Working from home can be a blessing or a curse. The freedom that comes with working out of the house is luxurious — you set your own hours, take breaks when necessary, run errands as needed, procrastinate work projects in more constructive ways such as playing with the dog (that’s a joke). The possibilities are endless.
At the same time, sticking to a schedule isn’t easy if you’re the scheduler. It takes discipline to adhere to a routine because nobody is around to hold you accountable. Need to catch up on the Golden Girls? Sure, go for it. Want to walk your dog for yet another walk around the block? Sure. Would watching another YouTube video on stupid school pranks be enlightening? Of course it would — only to the extent that you’re willing to face just how unproductive you’ve been.
What must it have been like to have an angel appear and tell you that you were not only about to have a baby (as a virgin, no less), but He would be the one Mary had heard about her entire life? He was the coming Messiah, and she was just a teenager. He was coming to set her and her people free, but was not what they pictured. His coming had been foretold, and God used a very unlikely woman to not only be a part of His lineage, but to be His mother.
I often feel like the most unlikely woman for the task God has set before me. I feel unqualified, unable, inadequate, and afraid. That’s how I can relate to Mary. I daily fail and fall, but God uses me in spite of it all.
Four Huge Distractions in Meetings and How to Fight Them — Eric Geiger

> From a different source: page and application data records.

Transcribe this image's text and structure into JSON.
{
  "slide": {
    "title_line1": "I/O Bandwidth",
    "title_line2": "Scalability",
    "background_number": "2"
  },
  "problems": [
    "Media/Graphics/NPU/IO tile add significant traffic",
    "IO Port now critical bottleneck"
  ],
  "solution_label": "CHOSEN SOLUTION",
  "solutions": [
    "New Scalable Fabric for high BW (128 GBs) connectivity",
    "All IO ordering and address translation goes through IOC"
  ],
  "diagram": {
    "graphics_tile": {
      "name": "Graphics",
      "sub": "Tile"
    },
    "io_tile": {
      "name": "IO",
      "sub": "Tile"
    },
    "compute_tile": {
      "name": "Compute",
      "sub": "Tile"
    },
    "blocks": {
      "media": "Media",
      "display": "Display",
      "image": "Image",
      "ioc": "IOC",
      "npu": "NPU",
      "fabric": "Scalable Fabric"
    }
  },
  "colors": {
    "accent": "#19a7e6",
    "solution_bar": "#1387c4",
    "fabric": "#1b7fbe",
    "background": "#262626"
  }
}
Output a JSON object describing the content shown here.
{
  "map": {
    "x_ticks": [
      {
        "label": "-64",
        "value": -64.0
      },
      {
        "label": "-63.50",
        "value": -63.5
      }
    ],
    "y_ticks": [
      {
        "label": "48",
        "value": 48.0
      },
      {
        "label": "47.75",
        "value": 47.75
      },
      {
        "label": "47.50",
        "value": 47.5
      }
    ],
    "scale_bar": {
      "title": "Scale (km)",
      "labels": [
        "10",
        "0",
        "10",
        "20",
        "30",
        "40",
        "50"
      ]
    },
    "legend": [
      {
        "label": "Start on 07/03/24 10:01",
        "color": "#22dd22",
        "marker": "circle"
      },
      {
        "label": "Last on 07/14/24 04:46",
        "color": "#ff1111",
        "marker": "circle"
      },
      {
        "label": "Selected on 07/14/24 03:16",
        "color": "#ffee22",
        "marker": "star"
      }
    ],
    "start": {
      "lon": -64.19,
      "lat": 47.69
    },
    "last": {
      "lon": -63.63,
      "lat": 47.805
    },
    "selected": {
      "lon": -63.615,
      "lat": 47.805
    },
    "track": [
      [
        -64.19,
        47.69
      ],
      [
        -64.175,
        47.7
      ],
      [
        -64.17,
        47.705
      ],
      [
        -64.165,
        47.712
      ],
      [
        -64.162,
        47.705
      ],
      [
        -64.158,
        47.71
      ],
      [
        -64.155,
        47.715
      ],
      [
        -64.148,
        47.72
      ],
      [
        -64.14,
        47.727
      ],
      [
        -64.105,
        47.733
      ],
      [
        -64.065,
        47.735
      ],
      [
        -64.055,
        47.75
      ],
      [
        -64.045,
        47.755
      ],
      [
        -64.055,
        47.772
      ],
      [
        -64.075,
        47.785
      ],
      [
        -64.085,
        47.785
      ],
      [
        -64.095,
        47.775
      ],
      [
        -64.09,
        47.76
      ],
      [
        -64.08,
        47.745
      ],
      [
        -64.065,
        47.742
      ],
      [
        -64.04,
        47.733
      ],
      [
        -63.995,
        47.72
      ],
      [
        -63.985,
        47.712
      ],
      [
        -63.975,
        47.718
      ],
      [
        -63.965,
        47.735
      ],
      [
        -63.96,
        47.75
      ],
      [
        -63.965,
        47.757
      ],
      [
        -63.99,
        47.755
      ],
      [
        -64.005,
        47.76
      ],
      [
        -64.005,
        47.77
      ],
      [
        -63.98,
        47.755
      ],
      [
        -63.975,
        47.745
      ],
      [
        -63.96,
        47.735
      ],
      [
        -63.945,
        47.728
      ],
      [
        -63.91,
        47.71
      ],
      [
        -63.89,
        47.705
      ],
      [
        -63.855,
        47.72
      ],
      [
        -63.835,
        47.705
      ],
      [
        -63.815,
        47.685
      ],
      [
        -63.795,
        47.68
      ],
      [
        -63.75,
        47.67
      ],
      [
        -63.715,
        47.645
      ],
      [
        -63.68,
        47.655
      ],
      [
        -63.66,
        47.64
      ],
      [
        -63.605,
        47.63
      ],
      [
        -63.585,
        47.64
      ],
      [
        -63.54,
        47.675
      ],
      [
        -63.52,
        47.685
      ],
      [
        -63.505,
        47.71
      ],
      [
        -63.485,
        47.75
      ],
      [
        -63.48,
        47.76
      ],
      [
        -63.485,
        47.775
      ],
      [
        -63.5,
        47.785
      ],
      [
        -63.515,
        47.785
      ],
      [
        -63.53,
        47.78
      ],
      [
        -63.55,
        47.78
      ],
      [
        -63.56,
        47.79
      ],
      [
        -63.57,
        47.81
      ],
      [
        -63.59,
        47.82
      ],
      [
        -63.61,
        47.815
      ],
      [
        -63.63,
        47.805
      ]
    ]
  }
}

Disengagement in meetings can quickly snowball. You have seen this. When a few people disengage in a meeting, others are soon to follow. One of the biggest culprits of disengagement in a meeting are distractions. Distractions can steer emotional energy, creative thinking, and collective wisdom away from the important matters being discussed. Here are four huge distractions in meetings.
1. Side conversations
Side conversations can derail a meeting. The attention of the team is divided and the person who has the floor is dishonored. When side conversations emerge ask, “Is this something the whole group needs to hear?” If it is, focus the meeting on that discussion for a few moments. If it is not, kindly ask the discussion to be handled offline.
God Has a Surprise for You — Micha Boyett
I stare at this morning’s passage in Luke. The angel has just said to Mary, “God has a surprise for you” (MSG, 1:29-33). I’m reading The Message transliteration, and its words sound fresh to my ears.
I’m practicing lectio divina, an ancient form of Scripture-reading long used by Benedictine monks to encounter the Bible anew. It can be translated as “divine reading,” a way of listening for God’s voice in the text of Scripture.
When I’m talking to people about lectio divina, I usually describe an image of the heart as a metal detector hovering above the words. I ask God to help my heart go beep beep beep when I hit the word or phrase that God wants me to see in some new, valuable way. Maybe it’s a message I need to take from the passage. Maybe it’s just a moment to tell me that I’m not forgotten, that I am God’s beloved. Either way, on good days, I come to this time listening.
Going Back After Baby — Jordan Johnstone
In many Christian circles, there’s a quiet—or sometimes not-so-quiet—understanding that the best-case scenario for every family is to have a mom who stays home with her children. Those who uphold this viewpoint believe that a “good mom” should at the very least want to be a stay-at-home mom. Ouch. Is there really only one kind of “good mom?” I don’t think so. But the assumption that there is only one definition of what constitutes a “good mom” is pervasive and damaging. It potentially provides an almost constant source of doubt, guilt, and pressure that seems particularly unwarranted, especially when you consider nearly 70% of moms of school-age children work, and of that group, 40% are primary breadwinners who must work to support their families.
For many working mothers, returning to work after maternity leave can feel excruciating. For me, by God’s grace, it really wasn’t. I missed my kids, and I loved them deeply, but even on those first days back, I felt confident I was where God created me to be, doing what I was made to be doing.